── EXTRACTED DATA ──

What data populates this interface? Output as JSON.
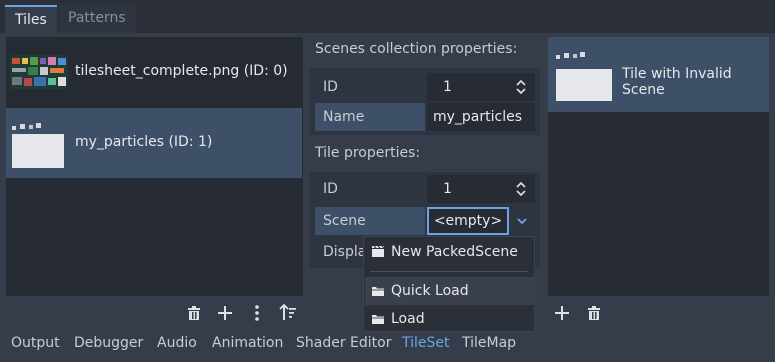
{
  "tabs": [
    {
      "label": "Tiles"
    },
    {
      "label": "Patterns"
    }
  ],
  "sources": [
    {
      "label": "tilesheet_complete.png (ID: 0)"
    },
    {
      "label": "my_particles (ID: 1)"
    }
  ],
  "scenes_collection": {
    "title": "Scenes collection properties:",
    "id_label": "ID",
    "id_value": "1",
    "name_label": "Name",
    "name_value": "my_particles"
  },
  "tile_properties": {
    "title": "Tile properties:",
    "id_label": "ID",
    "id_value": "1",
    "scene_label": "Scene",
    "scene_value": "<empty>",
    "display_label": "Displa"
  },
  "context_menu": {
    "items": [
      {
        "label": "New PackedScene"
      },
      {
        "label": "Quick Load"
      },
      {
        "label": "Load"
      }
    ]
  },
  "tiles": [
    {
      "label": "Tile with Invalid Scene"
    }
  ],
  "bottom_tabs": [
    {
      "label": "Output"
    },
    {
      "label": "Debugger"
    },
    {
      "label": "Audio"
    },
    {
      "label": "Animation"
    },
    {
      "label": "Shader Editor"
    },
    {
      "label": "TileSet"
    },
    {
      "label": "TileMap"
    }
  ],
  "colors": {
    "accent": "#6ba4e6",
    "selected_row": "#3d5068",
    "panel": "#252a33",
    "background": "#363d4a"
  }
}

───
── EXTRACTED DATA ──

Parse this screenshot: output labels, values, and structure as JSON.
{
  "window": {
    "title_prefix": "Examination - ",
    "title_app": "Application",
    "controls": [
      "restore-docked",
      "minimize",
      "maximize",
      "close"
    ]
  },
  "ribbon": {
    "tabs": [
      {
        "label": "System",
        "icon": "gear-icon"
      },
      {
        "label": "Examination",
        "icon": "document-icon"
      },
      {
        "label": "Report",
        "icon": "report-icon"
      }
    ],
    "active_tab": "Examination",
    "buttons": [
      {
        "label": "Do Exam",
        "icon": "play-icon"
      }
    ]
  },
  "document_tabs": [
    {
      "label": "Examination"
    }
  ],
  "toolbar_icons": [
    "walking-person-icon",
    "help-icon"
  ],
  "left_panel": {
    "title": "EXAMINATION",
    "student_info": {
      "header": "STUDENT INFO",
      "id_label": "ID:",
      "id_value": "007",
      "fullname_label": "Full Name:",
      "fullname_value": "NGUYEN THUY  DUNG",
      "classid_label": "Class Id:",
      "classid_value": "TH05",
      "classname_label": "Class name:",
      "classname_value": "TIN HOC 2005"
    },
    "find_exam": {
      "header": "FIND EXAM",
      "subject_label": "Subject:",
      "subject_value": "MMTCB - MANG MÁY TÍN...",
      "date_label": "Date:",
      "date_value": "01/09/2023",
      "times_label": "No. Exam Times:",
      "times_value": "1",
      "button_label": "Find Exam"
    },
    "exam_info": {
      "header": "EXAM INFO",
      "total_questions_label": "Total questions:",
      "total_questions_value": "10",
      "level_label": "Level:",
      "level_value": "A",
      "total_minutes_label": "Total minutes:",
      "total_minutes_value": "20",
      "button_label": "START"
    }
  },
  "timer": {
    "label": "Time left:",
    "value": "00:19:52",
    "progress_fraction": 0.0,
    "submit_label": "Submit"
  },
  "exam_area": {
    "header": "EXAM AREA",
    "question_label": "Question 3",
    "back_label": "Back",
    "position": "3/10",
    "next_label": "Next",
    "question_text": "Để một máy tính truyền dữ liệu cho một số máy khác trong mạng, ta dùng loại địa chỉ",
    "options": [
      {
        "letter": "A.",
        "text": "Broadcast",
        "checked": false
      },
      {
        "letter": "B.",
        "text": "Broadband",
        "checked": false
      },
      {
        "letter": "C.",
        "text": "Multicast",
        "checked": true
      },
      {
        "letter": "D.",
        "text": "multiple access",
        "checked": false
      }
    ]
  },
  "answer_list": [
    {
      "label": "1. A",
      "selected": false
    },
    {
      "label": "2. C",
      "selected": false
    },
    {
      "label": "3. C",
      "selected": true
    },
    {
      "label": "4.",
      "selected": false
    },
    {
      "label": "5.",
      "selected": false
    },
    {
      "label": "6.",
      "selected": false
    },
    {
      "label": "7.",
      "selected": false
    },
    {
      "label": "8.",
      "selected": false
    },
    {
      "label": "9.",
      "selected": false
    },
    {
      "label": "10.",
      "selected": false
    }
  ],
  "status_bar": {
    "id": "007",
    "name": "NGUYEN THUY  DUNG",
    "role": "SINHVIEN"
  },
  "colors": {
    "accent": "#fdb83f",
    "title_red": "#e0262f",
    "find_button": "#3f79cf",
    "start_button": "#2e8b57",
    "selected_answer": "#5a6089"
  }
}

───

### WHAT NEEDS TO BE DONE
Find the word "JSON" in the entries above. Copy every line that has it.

### REPLY TO THE TASK
What data populates this interface? Output as JSON.
Parse this screenshot: output labels, values, and structure as JSON.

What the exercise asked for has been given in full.